Exercise instructions: Report how many lines in the entries below have the word "meaning" in them, and give no other words.

* * * *

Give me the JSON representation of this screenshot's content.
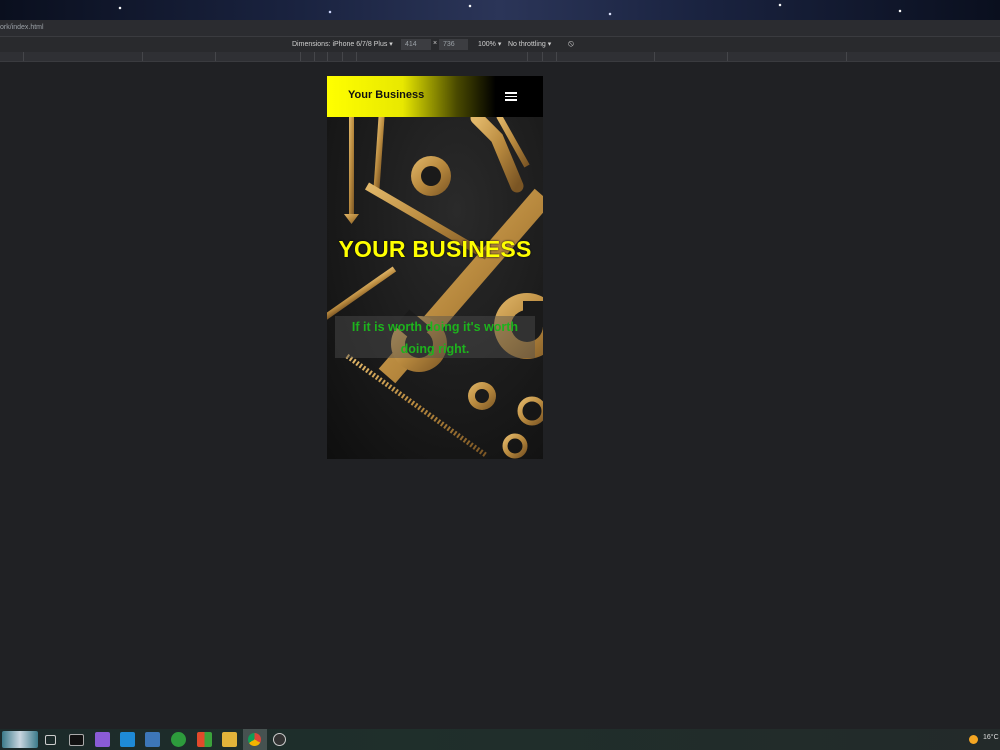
{
  "browser": {
    "url_fragment": "ork/index.html",
    "device_toolbar": {
      "dimensions_label": "Dimensions: iPhone 6/7/8 Plus",
      "width_value": "414",
      "times": "×",
      "height_value": "736",
      "zoom": "100%",
      "throttling": "No throttling"
    }
  },
  "site": {
    "brand": "Your Business",
    "hero_title": "YOUR BUSINESS",
    "tagline": "If it is worth doing it's worth doing right.",
    "colors": {
      "nav_accent": "#ffff00",
      "hero_title": "#ffff00",
      "tagline": "#1db31d"
    }
  },
  "taskbar": {
    "icons": [
      "start-icon",
      "task-view-icon",
      "terminal-icon",
      "visual-studio-icon",
      "vscode-icon",
      "virtualbox-icon",
      "xbox-icon",
      "store-icon",
      "file-explorer-icon",
      "chrome-icon",
      "obs-icon"
    ],
    "temperature": "16°C"
  }
}
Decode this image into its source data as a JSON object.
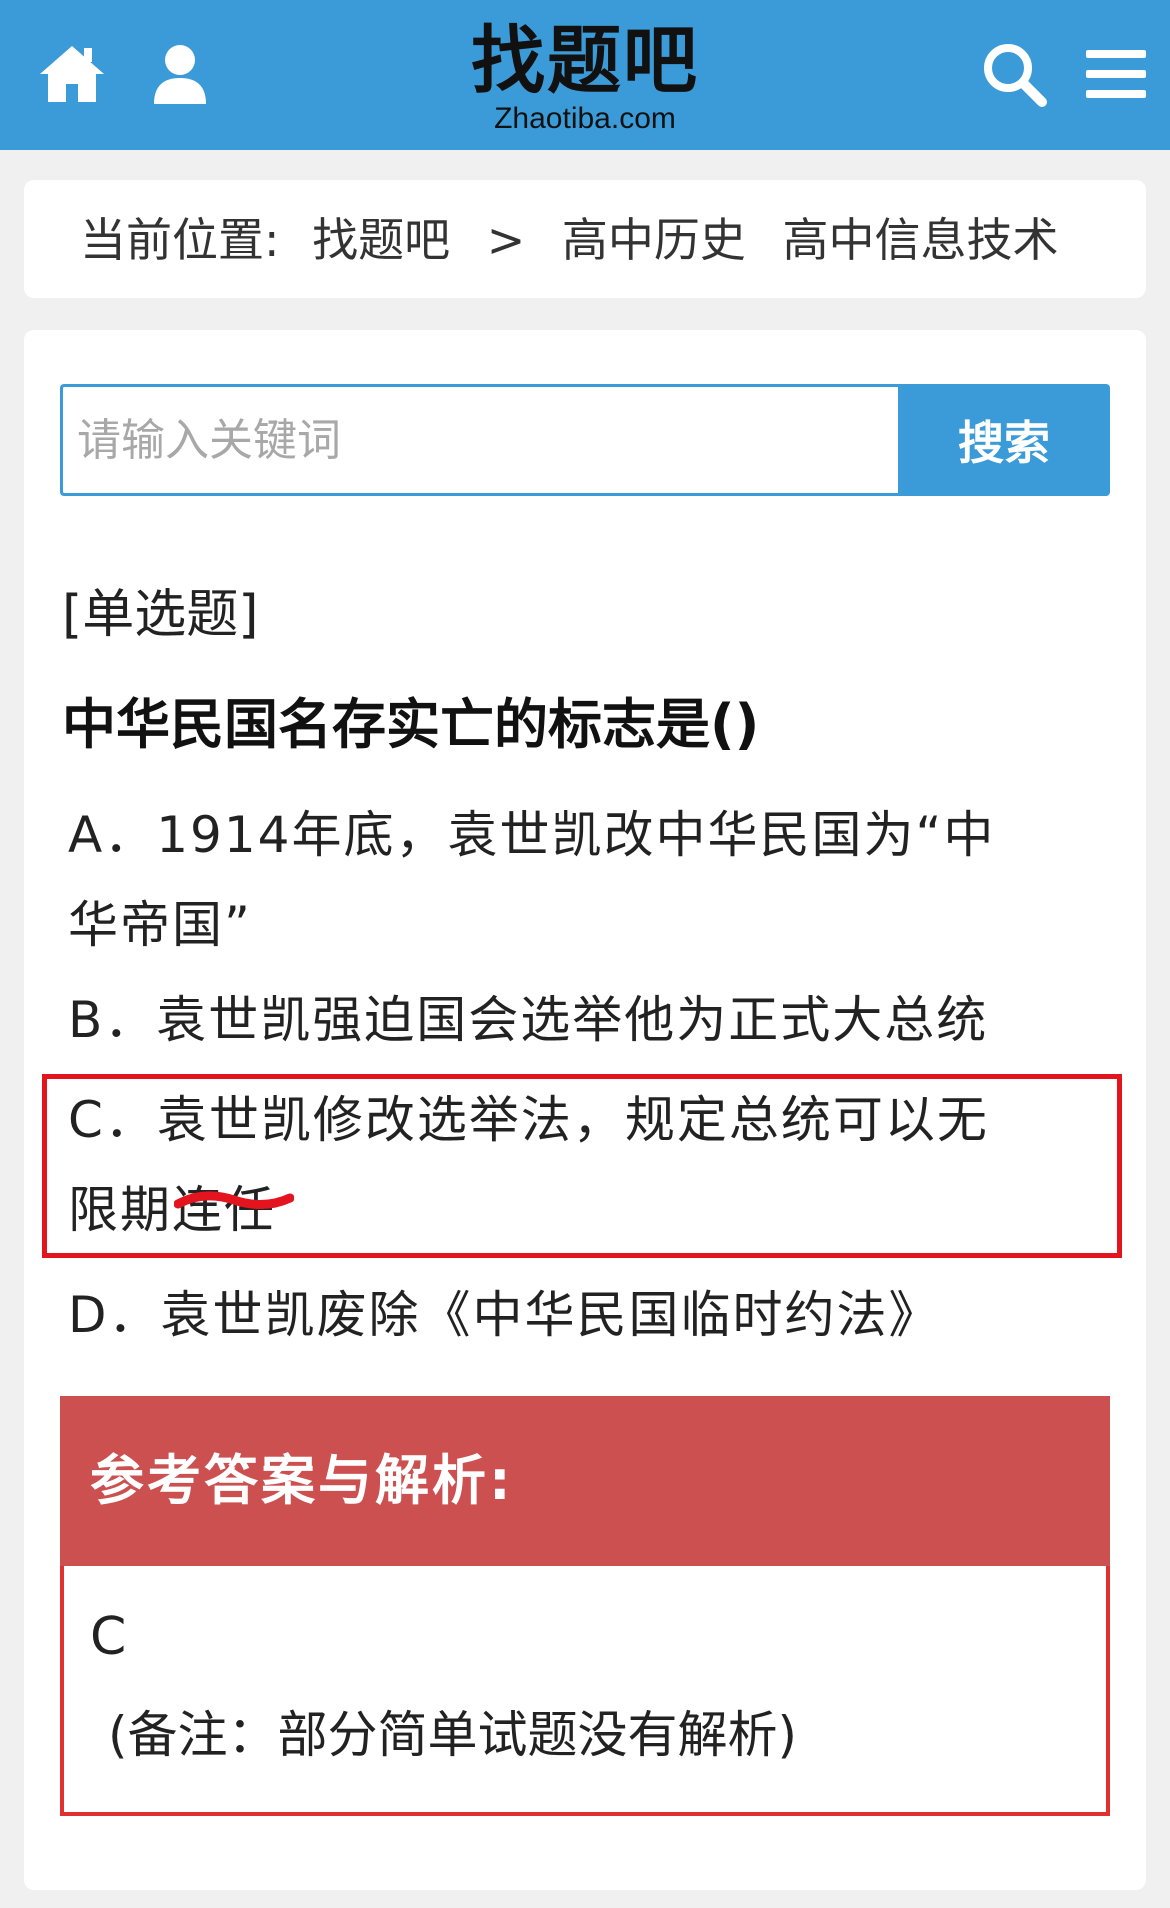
{
  "header": {
    "logo_main": "找题吧",
    "logo_sub": "Zhaotiba.com",
    "icons": [
      "home-icon",
      "user-icon",
      "search-icon",
      "menu-icon"
    ],
    "color": "#3b9bd8"
  },
  "breadcrumb": {
    "prefix": "当前位置:",
    "site": "找题吧",
    "separator": ">",
    "category1": "高中历史",
    "category2": "高中信息技术"
  },
  "search": {
    "placeholder": "请输入关键词",
    "button_label": "搜索"
  },
  "question": {
    "type": "[单选题]",
    "stem": "中华民国名存实亡的标志是()",
    "options": [
      {
        "letter": "A",
        "line1": "．1914年底，袁世凯改中华民国为“中",
        "line2": "华帝国”"
      },
      {
        "letter": "B",
        "line1": "．袁世凯强迫国会选举他为正式大总统"
      },
      {
        "letter": "C",
        "line1": "．袁世凯修改选举法，规定总统可以无",
        "line2": "限期连任"
      },
      {
        "letter": "D",
        "line1": "．袁世凯废除《中华民国临时约法》"
      }
    ],
    "highlighted_option": "C",
    "highlight_color": "#e3141e"
  },
  "answer": {
    "heading": "参考答案与解析:",
    "value": "C",
    "note": "(备注：部分简单试题没有解析)",
    "heading_color": "#cc5050"
  }
}
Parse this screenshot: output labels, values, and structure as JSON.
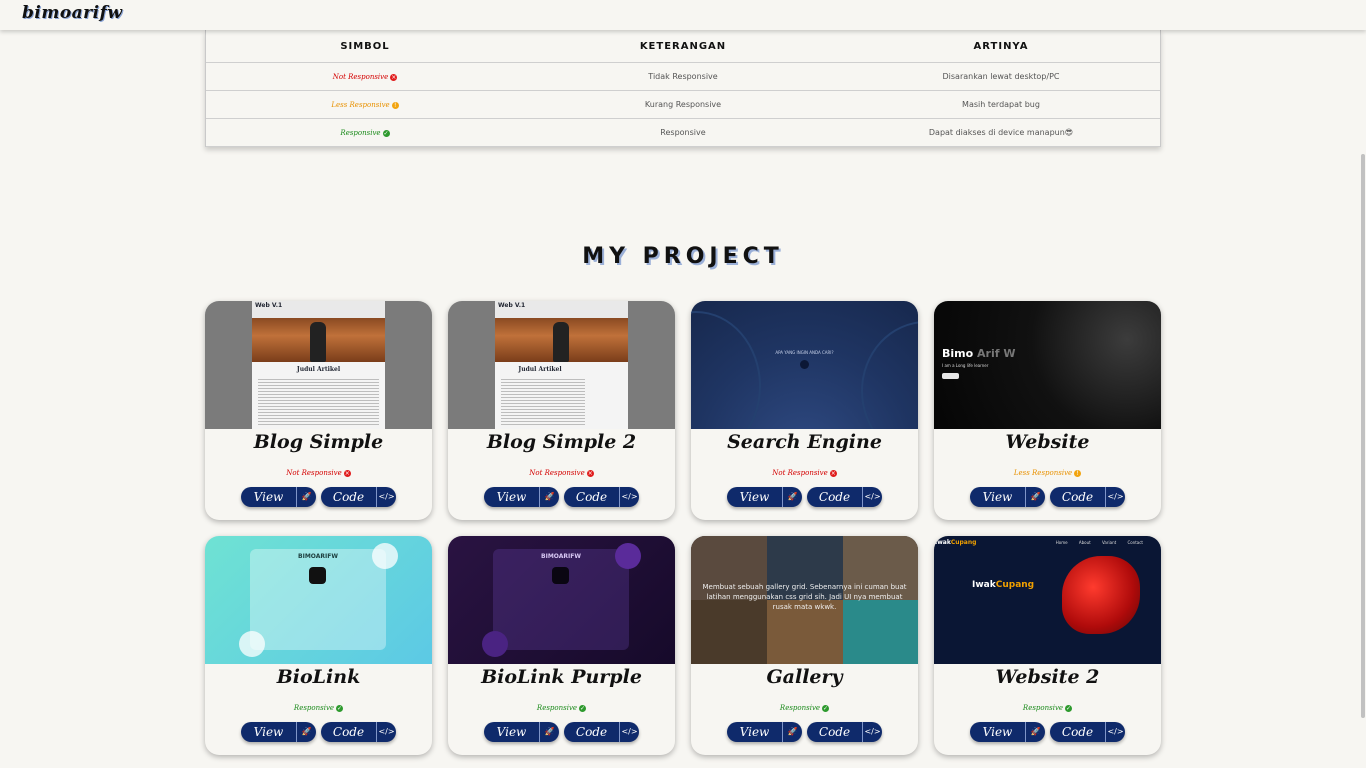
{
  "header": {
    "logo": "bimoarifw"
  },
  "legend": {
    "columns": [
      "SIMBOL",
      "KETERANGAN",
      "ARTINYA"
    ],
    "rows": [
      {
        "symbol": "Not Responsive",
        "status": "red",
        "desc": "Tidak Responsive",
        "meaning": "Disarankan lewat desktop/PC"
      },
      {
        "symbol": "Less Responsive",
        "status": "orange",
        "desc": "Kurang Responsive",
        "meaning": "Masih terdapat bug"
      },
      {
        "symbol": "Responsive",
        "status": "green",
        "desc": "Responsive",
        "meaning": "Dapat diakses di device manapun😎"
      }
    ]
  },
  "section": {
    "title": "MY PROJECT"
  },
  "buttons": {
    "view": "View",
    "code": "Code"
  },
  "thumbs": {
    "blog_header": "Web V.1",
    "blog_article": "Judul Artikel",
    "search_text": "APA YANG INGIN ANDA CARI?",
    "website_name": "Bimo",
    "website_name2": "Arif W",
    "website_sub": "I am a Long life learner",
    "biolink_name": "BIMOARIFW",
    "gallery_caption": "Membuat sebuah gallery grid. Sebenarnya ini cuman buat latihan menggunakan css grid sih. Jadi UI nya membuat rusak mata wkwk.",
    "ikan_logo1": "Iwak",
    "ikan_logo2": "Cupang",
    "ikan_nav": "Home About Variant Contact",
    "ikan_title1": "Iwak",
    "ikan_title2": "Cupang"
  },
  "projects": [
    {
      "title": "Blog Simple",
      "status": "Not Responsive",
      "color": "red"
    },
    {
      "title": "Blog Simple 2",
      "status": "Not Responsive",
      "color": "red"
    },
    {
      "title": "Search Engine",
      "status": "Not Responsive",
      "color": "red"
    },
    {
      "title": "Website",
      "status": "Less Responsive",
      "color": "orange"
    },
    {
      "title": "BioLink",
      "status": "Responsive",
      "color": "green"
    },
    {
      "title": "BioLink Purple",
      "status": "Responsive",
      "color": "green"
    },
    {
      "title": "Gallery",
      "status": "Responsive",
      "color": "green"
    },
    {
      "title": "Website 2",
      "status": "Responsive",
      "color": "green"
    }
  ],
  "colors": {
    "primary": "#0f2a6b",
    "red": "#e01c1c",
    "orange": "#f2a40f",
    "green": "#2e9a2e"
  }
}
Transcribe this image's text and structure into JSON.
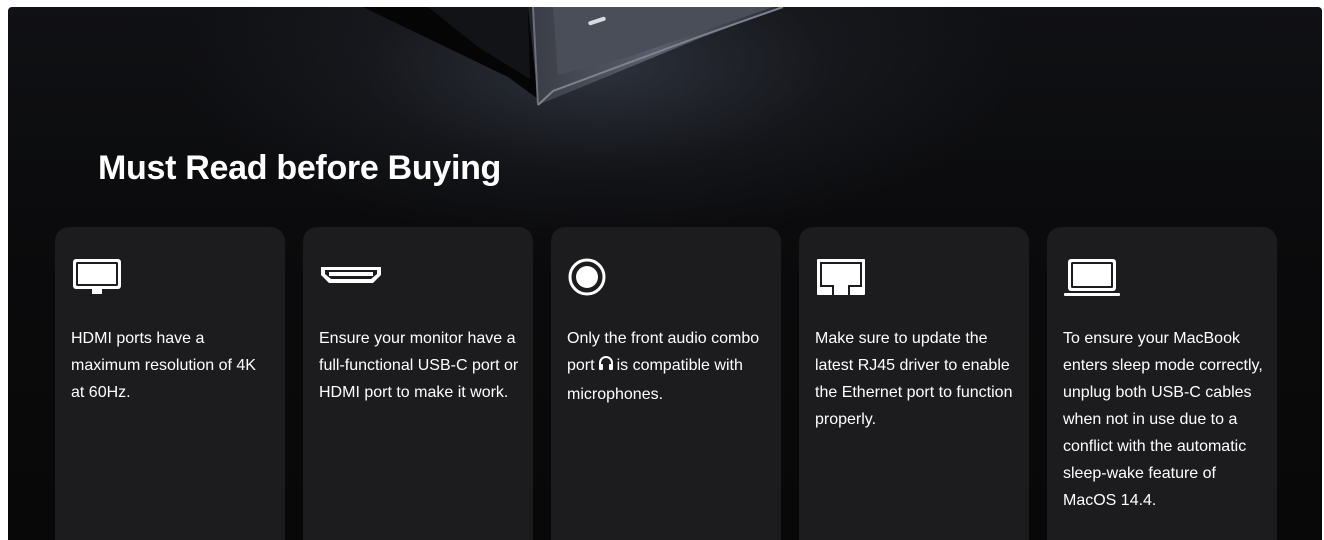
{
  "section": {
    "title": "Must Read before Buying"
  },
  "cards": [
    {
      "icon": "monitor-icon",
      "text": "HDMI ports have a maximum resolution of 4K at 60Hz."
    },
    {
      "icon": "hdmi-port-icon",
      "text": "Ensure your monitor have a full-functional USB-C port or HDMI port to make it work."
    },
    {
      "icon": "audio-jack-icon",
      "text_before": "Only the front audio combo port",
      "inline_icon": "headphones-icon",
      "text_after": "is compatible with microphones."
    },
    {
      "icon": "ethernet-port-icon",
      "text": "Make sure to update the latest RJ45 driver to enable the Ethernet port to function properly."
    },
    {
      "icon": "laptop-icon",
      "text": "To ensure your MacBook enters sleep mode correctly, unplug both USB-C cables when not in use due to a conflict with the automatic sleep-wake feature of MacOS 14.4."
    }
  ],
  "colors": {
    "background": "#0b0b0d",
    "card": "#1c1c1e",
    "text": "#ffffff"
  }
}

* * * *

Solved exercise: 3